Not only do Counsil and his colleagues strive to “lead with race” and​ to seek out youth furthest from academic and social justice, but they also select titles and authors from BIPOC and LGBTQ+ communities so youth can find joy in seeing themselves while reading.

“The attempt and the effort librarians put into curating (book) lists that represent authentically who people are – you get really positive responses,” Counsil says.

Holly Williams, the in-kind specialist at YouthCare, says that the books help them engage youth when quarantine orders have limited their activities.

“This donation came at a really great time when youth had been spending a lot of time inside,” she says, adding that teens plan to start a book club at various housing communities.

And she was able to pass along the residents’ requests to the Library to obtain titles relevant to them.

“Having young people read about individuals, places and situations that are similar to theirs helps them to see that they are not alone in the struggles they face,” says one YouthCare employee who works at the 18-21 house. “When people read something that resonates with their own life experience, it is earth-moving. It is especially important when an underrepresented population gets to read that their experience is valid and important.”

Other examples of the 66 (and growing) organizations served by the Summer of Learning book giveaway include the Ballard Food Bank, the Yesler Terrace low-income housing community, Seattle Indian Health Board, Boys and Girls Clubs, and more.

Israel says she is glad to be able to serve Seattle kids, even while she can’t see them.

“These are the kids I would have seen just walk into the Library,” she says. “I’m very happy we can get these books to them.”

Mayer is thankful for the donors and Library staff who make this work possible.
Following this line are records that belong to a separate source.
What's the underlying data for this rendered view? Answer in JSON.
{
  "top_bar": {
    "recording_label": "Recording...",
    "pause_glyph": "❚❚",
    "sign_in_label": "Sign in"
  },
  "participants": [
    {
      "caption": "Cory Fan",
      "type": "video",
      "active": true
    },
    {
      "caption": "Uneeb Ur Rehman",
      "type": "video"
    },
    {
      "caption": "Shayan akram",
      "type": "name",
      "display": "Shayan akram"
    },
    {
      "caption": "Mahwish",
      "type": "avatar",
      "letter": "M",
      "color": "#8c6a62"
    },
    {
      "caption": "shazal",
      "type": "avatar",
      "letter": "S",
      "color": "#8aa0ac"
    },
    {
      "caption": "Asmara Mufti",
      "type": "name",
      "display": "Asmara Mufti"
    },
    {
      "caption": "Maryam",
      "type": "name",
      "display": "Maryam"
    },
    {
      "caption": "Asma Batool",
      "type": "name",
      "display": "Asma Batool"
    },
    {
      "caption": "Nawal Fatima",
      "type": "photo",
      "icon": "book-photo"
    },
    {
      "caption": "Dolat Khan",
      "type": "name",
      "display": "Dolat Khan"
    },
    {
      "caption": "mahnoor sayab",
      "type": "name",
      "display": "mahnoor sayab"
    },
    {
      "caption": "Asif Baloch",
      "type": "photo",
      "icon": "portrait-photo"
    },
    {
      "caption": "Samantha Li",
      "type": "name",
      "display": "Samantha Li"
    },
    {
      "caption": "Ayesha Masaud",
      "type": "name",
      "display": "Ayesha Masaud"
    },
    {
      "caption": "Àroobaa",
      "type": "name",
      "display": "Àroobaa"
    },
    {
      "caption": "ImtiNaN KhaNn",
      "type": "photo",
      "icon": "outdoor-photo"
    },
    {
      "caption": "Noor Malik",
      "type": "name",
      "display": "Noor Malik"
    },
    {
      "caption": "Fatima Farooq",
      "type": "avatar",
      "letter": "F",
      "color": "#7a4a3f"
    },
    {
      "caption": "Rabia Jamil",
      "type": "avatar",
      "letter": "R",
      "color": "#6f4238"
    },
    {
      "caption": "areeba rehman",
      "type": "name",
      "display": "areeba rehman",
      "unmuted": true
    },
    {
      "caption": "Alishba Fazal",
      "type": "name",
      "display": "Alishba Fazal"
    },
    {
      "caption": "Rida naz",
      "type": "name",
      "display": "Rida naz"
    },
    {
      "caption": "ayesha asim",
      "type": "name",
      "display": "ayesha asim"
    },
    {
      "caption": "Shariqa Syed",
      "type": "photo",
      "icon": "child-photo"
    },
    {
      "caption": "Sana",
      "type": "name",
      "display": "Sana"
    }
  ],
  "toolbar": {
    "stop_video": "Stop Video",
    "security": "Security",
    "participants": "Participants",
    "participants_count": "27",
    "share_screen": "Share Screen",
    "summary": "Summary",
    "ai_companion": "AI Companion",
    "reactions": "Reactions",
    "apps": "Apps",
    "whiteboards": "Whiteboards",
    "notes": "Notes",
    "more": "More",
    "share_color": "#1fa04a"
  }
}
“We’re just so grateful to the Foundation for their support,” she says. “It’s because of that support, and the hard work of our community partner organizations and Library staff that books are getting out to youth and families even in difficult times.”

The annual Summer of Learning and its book giveaways are possible because of donor support to The Seattle Public Library Foundation.